Other things to prepare include a raincoat, sports shades, or sports eyewear to be used during the rainy season. 

Tercias also said it is best to bring a first aid kit and an air pump for tires in case of emergencies. 

On the road

Cycling on the busy streets of Metro Manila could take beginners by surprise.

“It’s about being predictable and being able to predict where the cars or motors will go. You have to be predictable. When people see you they should know where you wanna go,” Guerrero said.

Guerrero and Tercias emphasized the importance of being aware of the hand signals for bikers. Here are some of the most commonly used:

HAND SIGNALS. These are some of the basic and most common ways cyclists communicate on the road.
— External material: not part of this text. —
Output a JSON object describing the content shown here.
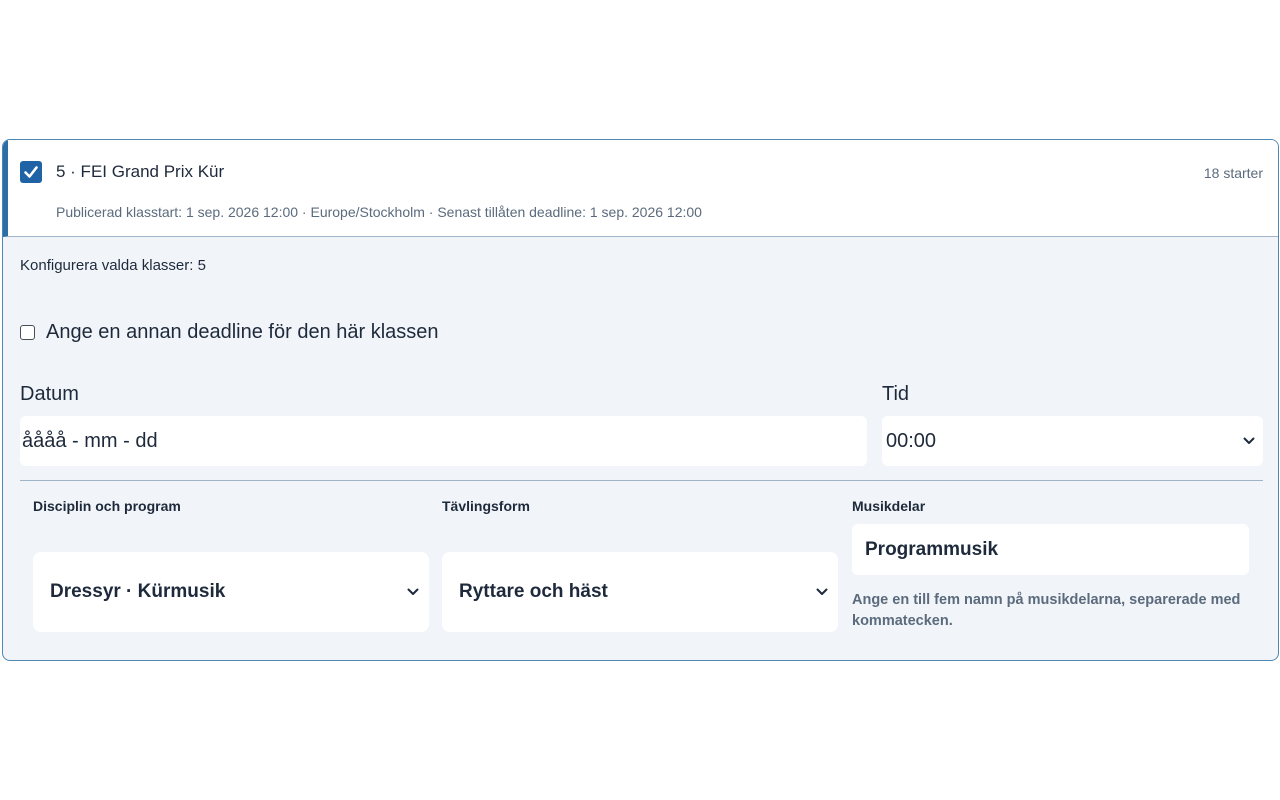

To avoid panic, they suggested slowing down or stopping to let heavier and rushing vehicles pass first. 

“Here in Manila, you will be shocked with cars who will counterflow and won’t even care about the safety of the bikers. Bikers usually occupy the inner right lane and you have to be aware of public utility vehicles (PUVs) who will use that same lane to drop or get more passengers,” Tercias said.

When biking on crowded roads, Armando Lee, a biker since 2010, suggested: “One just needs to mind the bike or people in front of you and make sure you have at least 3 feet away per 5 km/hr increment of speed.” 

Crash

Lee added that in the event of a crash, “make sure no body part is aching before you get up. Make sure you are out of the way of any moving vehicular traffic. If there is, make yourself visible by waving and calling for help. Do this to avoid being hit again by incoming traffic and also to attract attention for help.” 

Despite the risks and challenges they face every day, bikers ride on, hoping that one day, government will hear their call for safer and bike-friendly roads. – Rappler.com